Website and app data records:
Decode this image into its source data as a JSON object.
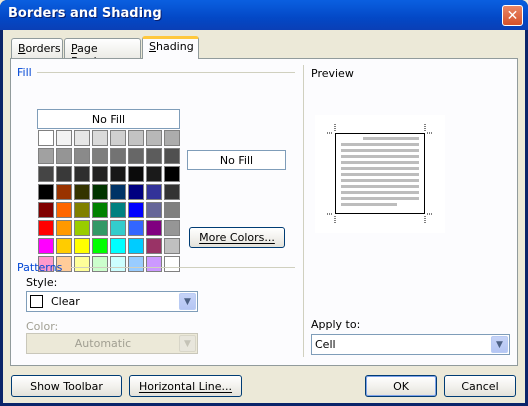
{
  "window": {
    "title": "Borders and Shading",
    "close_glyph": "✕"
  },
  "tabs": [
    {
      "label": "Borders",
      "access_key": "B",
      "rest": "orders",
      "active": false
    },
    {
      "label": "Page Border",
      "access_key": "P",
      "rest": "age Border",
      "active": false
    },
    {
      "label": "Shading",
      "access_key": "S",
      "rest": "hading",
      "active": true
    }
  ],
  "fill": {
    "label": "Fill",
    "no_fill_label": "No Fill",
    "selected_label": "No Fill",
    "more_colors_label": "More Colors...",
    "swatches": [
      [
        "#FFFFFF",
        "#F2F2F2",
        "#E6E6E6",
        "#DADADA",
        "#CFCFCF",
        "#C3C3C3",
        "#B8B8B8",
        "#ACACAC"
      ],
      [
        "#A1A1A1",
        "#959595",
        "#8A8A8A",
        "#7E7E7E",
        "#737373",
        "#676767",
        "#5C5C5C",
        "#505050"
      ],
      [
        "#454545",
        "#393939",
        "#2E2E2E",
        "#222222",
        "#171717",
        "#0B0B0B",
        "#1A1A1A",
        "#000000"
      ],
      [
        "#000000",
        "#993300",
        "#333300",
        "#003300",
        "#003366",
        "#000080",
        "#333399",
        "#333333"
      ],
      [
        "#800000",
        "#FF6600",
        "#808000",
        "#008000",
        "#008080",
        "#0000FF",
        "#666699",
        "#808080"
      ],
      [
        "#FF0000",
        "#FF9900",
        "#99CC00",
        "#339966",
        "#33CCCC",
        "#3366FF",
        "#800080",
        "#969696"
      ],
      [
        "#FF00FF",
        "#FFCC00",
        "#FFFF00",
        "#00FF00",
        "#00FFFF",
        "#00CCFF",
        "#993366",
        "#C0C0C0"
      ],
      [
        "#FF99CC",
        "#FFCC99",
        "#FFFF99",
        "#CCFFCC",
        "#CCFFFF",
        "#99CCFF",
        "#CC99FF",
        "#FFFFFF"
      ]
    ]
  },
  "patterns": {
    "label": "Patterns",
    "style_label": "Style:",
    "style_value": "Clear",
    "color_label": "Color:",
    "color_value": "Automatic"
  },
  "preview": {
    "label": "Preview"
  },
  "apply_to": {
    "label": "Apply to:",
    "value": "Cell"
  },
  "footer": {
    "show_toolbar": "Show Toolbar",
    "horizontal_line": "Horizontal Line...",
    "ok": "OK",
    "cancel": "Cancel"
  }
}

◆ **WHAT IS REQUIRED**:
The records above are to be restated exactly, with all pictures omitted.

◆ **SOLUTION FOR THIS EXERCISE**:
Decode this image into its source data as a JSON object.
{
  "window": {
    "title": "Borders and Shading",
    "close_glyph": "✕"
  },
  "tabs": [
    {
      "label": "Borders",
      "access_key": "B",
      "rest": "orders",
      "active": false
    },
    {
      "label": "Page Border",
      "access_key": "P",
      "rest": "age Border",
      "active": false
    },
    {
      "label": "Shading",
      "access_key": "S",
      "rest": "hading",
      "active": true
    }
  ],
  "fill": {
    "label": "Fill",
    "no_fill_label": "No Fill",
    "selected_label": "No Fill",
    "more_colors_label": "More Colors...",
    "swatches": [
      [
        "#FFFFFF",
        "#F2F2F2",
        "#E6E6E6",
        "#DADADA",
        "#CFCFCF",
        "#C3C3C3",
        "#B8B8B8",
        "#ACACAC"
      ],
      [
        "#A1A1A1",
        "#959595",
        "#8A8A8A",
        "#7E7E7E",
        "#737373",
        "#676767",
        "#5C5C5C",
        "#505050"
      ],
      [
        "#454545",
        "#393939",
        "#2E2E2E",
        "#222222",
        "#171717",
        "#0B0B0B",
        "#1A1A1A",
        "#000000"
      ],
      [
        "#000000",
        "#993300",
        "#333300",
        "#003300",
        "#003366",
        "#000080",
        "#333399",
        "#333333"
      ],
      [
        "#800000",
        "#FF6600",
        "#808000",
        "#008000",
        "#008080",
        "#0000FF",
        "#666699",
        "#808080"
      ],
      [
        "#FF0000",
        "#FF9900",
        "#99CC00",
        "#339966",
        "#33CCCC",
        "#3366FF",
        "#800080",
        "#969696"
      ],
      [
        "#FF00FF",
        "#FFCC00",
        "#FFFF00",
        "#00FF00",
        "#00FFFF",
        "#00CCFF",
        "#993366",
        "#C0C0C0"
      ],
      [
        "#FF99CC",
        "#FFCC99",
        "#FFFF99",
        "#CCFFCC",
        "#CCFFFF",
        "#99CCFF",
        "#CC99FF",
        "#FFFFFF"
      ]
    ]
  },
  "patterns": {
    "label": "Patterns",
    "style_label": "Style:",
    "style_value": "Clear",
    "color_label": "Color:",
    "color_value": "Automatic"
  },
  "preview": {
    "label": "Preview"
  },
  "apply_to": {
    "label": "Apply to:",
    "value": "Cell"
  },
  "footer": {
    "show_toolbar": "Show Toolbar",
    "horizontal_line": "Horizontal Line...",
    "ok": "OK",
    "cancel": "Cancel"
  }
}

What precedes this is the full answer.